Secure processes are effectively standardized procedures (expressed as policies) that revolve around the way your office handles day-to-day activities, and there are a number that can make your practice safer. These policies should all be documented. That will both encourage consistent behavior in following the policies and give you something to attest to your office’s security practices should you encounter an investigation or audit through the Department of Health and Human Services (HHS)’ Office for Civil Rights (OCR).
One of the most important steps you can take is to keep your software up-to-date. It’s a straightforward yet absolutely crucial step to safeguarding any individual computer, server or network. The vast majority of malware targets flaws in software that have already been discovered and fixed. If the updates fixing those flaws have been put in place, the attacks will fail to penetrate your system and effectively bounce off since the weaknesses they’re looking to exploit won’t be there. Moreover, any software that is no longer being updated by its developer (like the Windows XP operating system) should be replaced at once.
It’s also critical to change the default settings on your equipment. Basically anything that has a password and just works right out of the box will have a default password (and sometimes a default username) an attacker can look up easily. Apple products, for example, typically use “Alpine.” A good place to start is with the router connecting your office to the Internet. In addition to the password concern, there are a number of steps that should be taken to secure it. While routers often do the job of connecting you to the Web effectively, they are also vulnerable to a number of different attacks if they aren’t set up (aka “configured”) properly. For example it’s unfortunately all-too-common for an older wireless router to use WEP (which stands for “Wired Equivalent Privacy”) protection. This is a serious problem because WEP encryption was cracked over ten years ago – a hacker with minimal skills can easily break into any network using it. Instead, make sure your router is using a current encryption, like WPA (“Wireless Protected Access”) with the Advanced Encryption Standard (AES) or WPA2. WPA2 should be on any equipment manufactured since early 2006. The type of encryption a router is using is often written right on it. If it isn’t, you can check – and often change – it on the router’s online configuration page.1
A process known as operating system (OS) hardening involves removing any unnecessary software and functions from the computers and servers in your office. While it may not seem like that big of a deal if no one is using the software or function, a hacker can still go through any of them to get inside your network. Less software, etc. means fewer potential weak spots for an attacker to target.
Your computers should be shut down at the end of the day. Electronic attacks only work against computers that are powered up.
Data encryption should be a given for an office handling Protected Health Information (PHI). While the full-disk encryption we discussed in Part I certainly can’t hurt, file-based encryption is better at safeguarding the data stored within your network. A critical aspect of storing sensitive encrypted data is the secure storage of the decryption keys (referred to as “key management”). While HIPAA’s Breach Notification Rule doesn’t apply to encrypted data, that isn’t the case if the thieves also make off with the decryption keys to unscramble the data they’ve stolen. In information security circles, key management is often viewed as the potential weakest link in an otherwise well-executed encryption scheme,2 and there is additional information available on best practices for key management.3

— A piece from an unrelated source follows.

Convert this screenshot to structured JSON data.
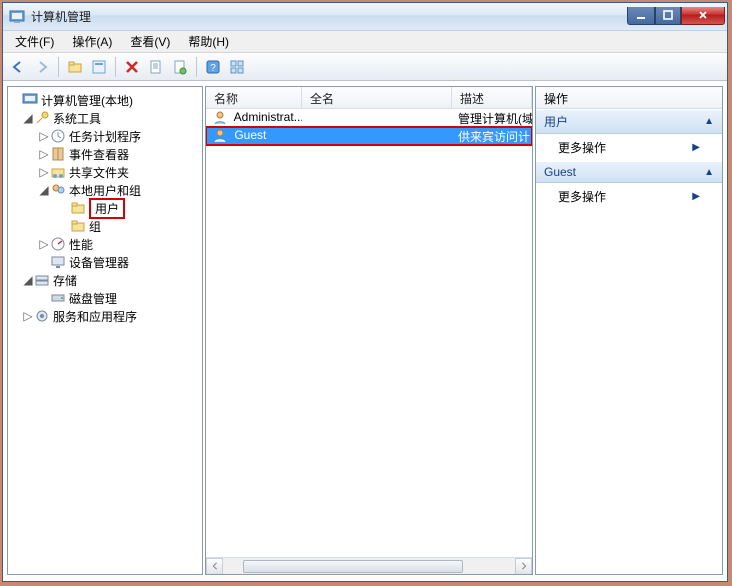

The data on your system should be backed up regularly. Properly maintained backups prevent potentially catastrophic data loss in the event of an accident or malicious destruction. This is especially important when dealing with sabotage, ransomware, etc. The backups should be multi-tiered (i.e., use different types of storage methods in case one of them fails) and be offsite. If there’s a fire, flood, etc., onsite backups can be destroyed along with everything else. They should also be encrypted to the extent the system data is encrypted (if not more). The backup process should not be mindless repetition. An altered or destroyed file can be inadvertently saved over an important file if the integrity of your files isn’t checked.
Hackers will naturally target the people using your network, so it’s important your secure processes include the human element of security, too.
For starters, the fewer admin (administrator) accounts on your network, the better. Like the administrative accounts noted in the computer and laptop section in Part I, network admin accounts allow full access to your equipment and files, including the ability to download, modify and delete programs. If an attacker is able to gain access to one of those accounts, he or she can cause tremendous damage to your system. To keep this from happening, keep the number of admin accounts on your system as limited as possible and add extra protections for those accounts like two-factor authentication (discussed in the password section below).
Have regular security awareness training for everyone in the office. Topics covered should include security and privacy of PHI, phishing attacks (which we discuss in the next section), and safe Web browsing. There are a number of sources available to help you devise a training plan.
Be mindful of the effect of office turnover. An ex-employee should never be able to access your network. This includes dentists, hygienists, office managers and everyone else. Immediately rescind network, remote and building access for any ex-employee immediately after (or even while) he or she leaves, regardless of reason.
On a side note, always log out of any online services and accounts when you aren’t using a computer or mobile device and use a password-protected screensaver or passcode. Otherwise, anyone with access to your computer or device can read your email, take your money, impersonate you to your contacts, etc.